But as I do, I can’t help but stick a finger on some of the little dots along the way. I often look up those tiny towns on Google just to see if there are any points of interest or famous people who once lived there.
I’m not sure why. I am a curious dude, I guess, and I do like my maps. Actually, I love maps. And I guess I’m old school because I prefer maps you can hold and/or fold over the ones that come on your computers and phones.
When I was only seven and sleeping on the top bunk above my sister (yeah, my sister), I had 3-by-4-foot maps of the United States and of the world thumb-tacked to the wall beside my perch.
The story goes that I once came out of a nightmare, yelling “They put me in the map! They put me in the map!”
I’m not sure if I had been someplace like Borneo or the Belgian Congo or maybe just Nevada during that sleep session. I do know it didn’t curb my affection for maps.
I especially liked the map of our then 48 states. I liked the colors, the shapes, the way they fit together.
When we moved to a bigger house and my younger brother was old enough to replace our sister as my roommate, the maps were hung on both sides of our kitchen nook. I could mull over exotic places while eating my Rice Krispies before school. I still think, though, that I always liked them best when I could study them before falling off to sleep.
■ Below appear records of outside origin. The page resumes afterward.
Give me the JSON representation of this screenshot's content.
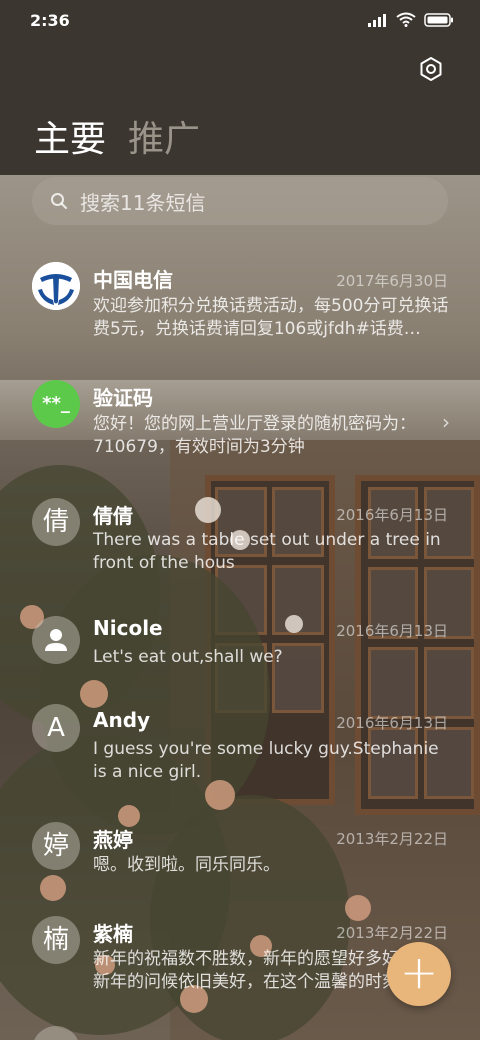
{
  "status_bar": {
    "time": "2:36"
  },
  "tabs": [
    {
      "label": "主要"
    },
    {
      "label": "推广"
    }
  ],
  "search": {
    "placeholder": "搜索11条短信"
  },
  "messages": [
    {
      "name": "中国电信",
      "date": "2017年6月30日",
      "preview": "欢迎参加积分兑换话费活动，每500分可兑换话费5元，兑换话费请回复106或jfdh#话费…",
      "avatar_text": ""
    },
    {
      "name": "验证码",
      "date": "",
      "preview": "您好！您的网上营业厅登录的随机密码为：710679，有效时间为3分钟",
      "avatar_text": "**_"
    },
    {
      "name": "倩倩",
      "date": "2016年6月13日",
      "preview": "There was a table set out under a tree in front of the hous",
      "avatar_text": "倩"
    },
    {
      "name": "Nicole",
      "date": "2016年6月13日",
      "preview": "Let's eat out,shall we?",
      "avatar_text": ""
    },
    {
      "name": "Andy",
      "date": "2016年6月13日",
      "preview": "I guess you're some lucky guy.Stephanie is a nice girl.",
      "avatar_text": "A"
    },
    {
      "name": "燕婷",
      "date": "2013年2月22日",
      "preview": "嗯。收到啦。同乐同乐。",
      "avatar_text": "婷"
    },
    {
      "name": "紫楠",
      "date": "2013年2月22日",
      "preview": "新年的祝福数不胜数，新年的愿望好多好多，新年的问候依旧美好，在这个温馨的时刻…",
      "avatar_text": "楠"
    }
  ],
  "fab": {
    "label": "+"
  },
  "colors": {
    "header_bg": "#3b3630",
    "fab": "#e8b57a",
    "verify_avatar": "#5cc94a",
    "telecom_blue": "#1a4f9c"
  }
}
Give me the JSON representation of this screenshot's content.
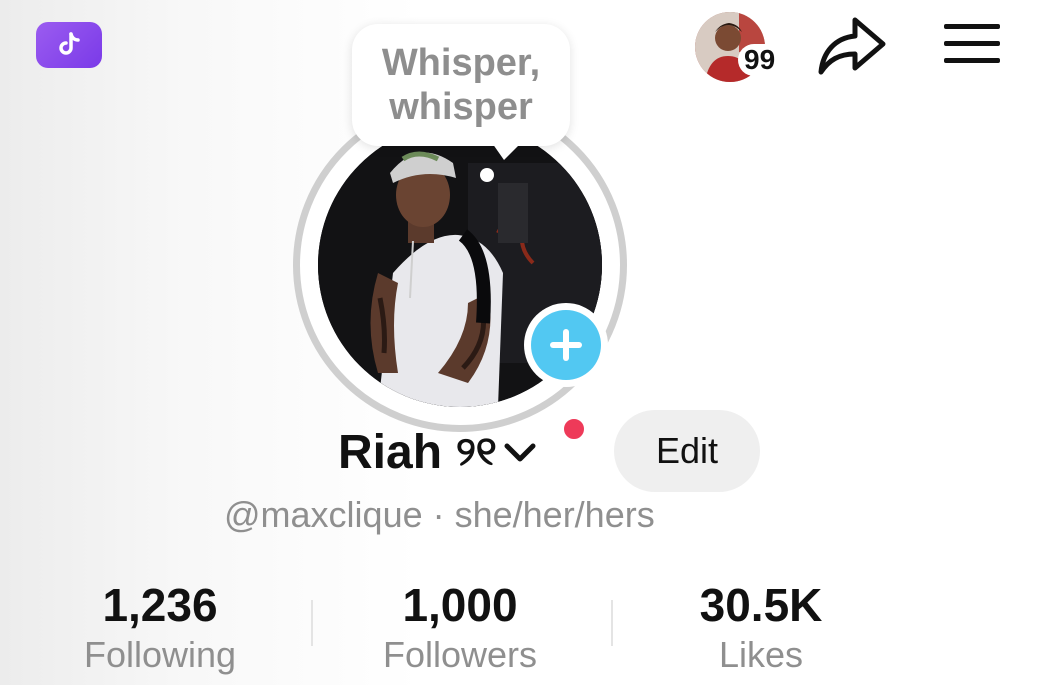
{
  "header": {
    "badge_icon": "tiktok-ticket-icon",
    "badge_color": "#8a4cf0",
    "notifications_count": "99",
    "share_icon": "share-arrow-icon",
    "menu_icon": "hamburger-menu-icon"
  },
  "bubble": {
    "line1": "Whisper,",
    "line2": "whisper"
  },
  "profile": {
    "add_icon": "plus-icon",
    "add_color": "#52c8f2",
    "name": "Riah",
    "name_deco": "୨୧",
    "chevron_icon": "chevron-down-icon",
    "dot_color": "#ee3a59",
    "edit_label": "Edit",
    "handle": "@maxclique · she/her/hers"
  },
  "stats": [
    {
      "value": "1,236",
      "label": "Following"
    },
    {
      "value": "1,000",
      "label": "Followers"
    },
    {
      "value": "30.5K",
      "label": "Likes"
    }
  ]
}
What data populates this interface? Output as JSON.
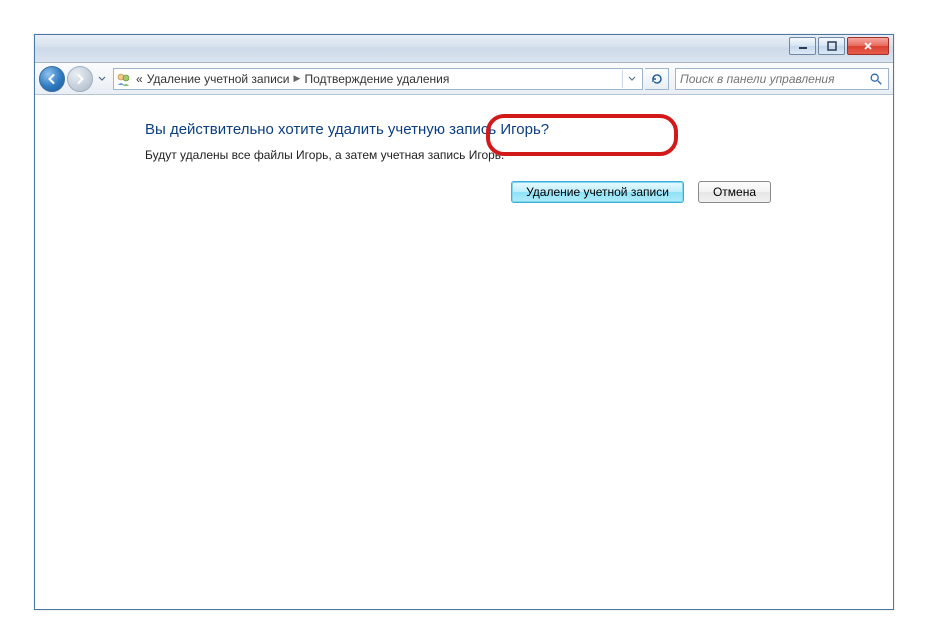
{
  "breadcrumb": {
    "prefix": "«",
    "item1": "Удаление учетной записи",
    "item2": "Подтверждение удаления"
  },
  "search": {
    "placeholder": "Поиск в панели управления"
  },
  "main": {
    "heading": "Вы действительно хотите удалить учетную запись Игорь?",
    "description": "Будут удалены все файлы Игорь, а затем учетная запись Игорь."
  },
  "buttons": {
    "delete": "Удаление учетной записи",
    "cancel": "Отмена"
  }
}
Between my sophomore and junior years in college, I rode a bike across the United States with a group called the Wandering Wheels. From Miami, Fla., to Seattle, Wash. Five weeks, 3,600 miles.
When I got home, I drew my route on a big U.S. map and dotted the various towns where we stayed. I used our dining room table to lay out the map. I also used a Magic Marker, which leaked through.
So under the tablecloth that my mom always had to use after that was a long squiggly black line that transversed her tabletop. It wasn’t funny at the time, but it eventually became part of our family folklore.
Even now, some 50 years later, I have a similar U.S. map hanging in my little study — with a couple of squiggly lines on it now. I also have a world globe below it.
About 20 years ago, I wrote a Tribune story about my madness for maps. But I tempered my enthusiasm with how maps had changed for me. Here is part of that column:
Now, when I see a map on TV or in the newspaper or a magazine, I almost shudder. Especially if the map is of the world or of one of its faraway places, I know it is probably going to point out to me another trouble spot, another place where people aren’t safe. I look at one part of the map, and I see terrorism at its worst. I look at another country and see communism. I look at yet another richly colored nation, and I see genocide.
They show the location of earthquakes … and ambushes … and kidnappings … and famines … and dictatorships … and recent ruins … and AIDs breakouts … and places where you actually can find weapons of mass destruction.
And when you now add the U.S. map into this sadness, you can put a dot where a mass shooting has occurred almost every month of the year.
I still love my maps. It’s not their fault.
Maps are about mountains and rivers and well-traveled roads, too. They are also about little towns and big cities where people live. And die — sometimes tragically.
We need to do better. If only there was a map to show us the way.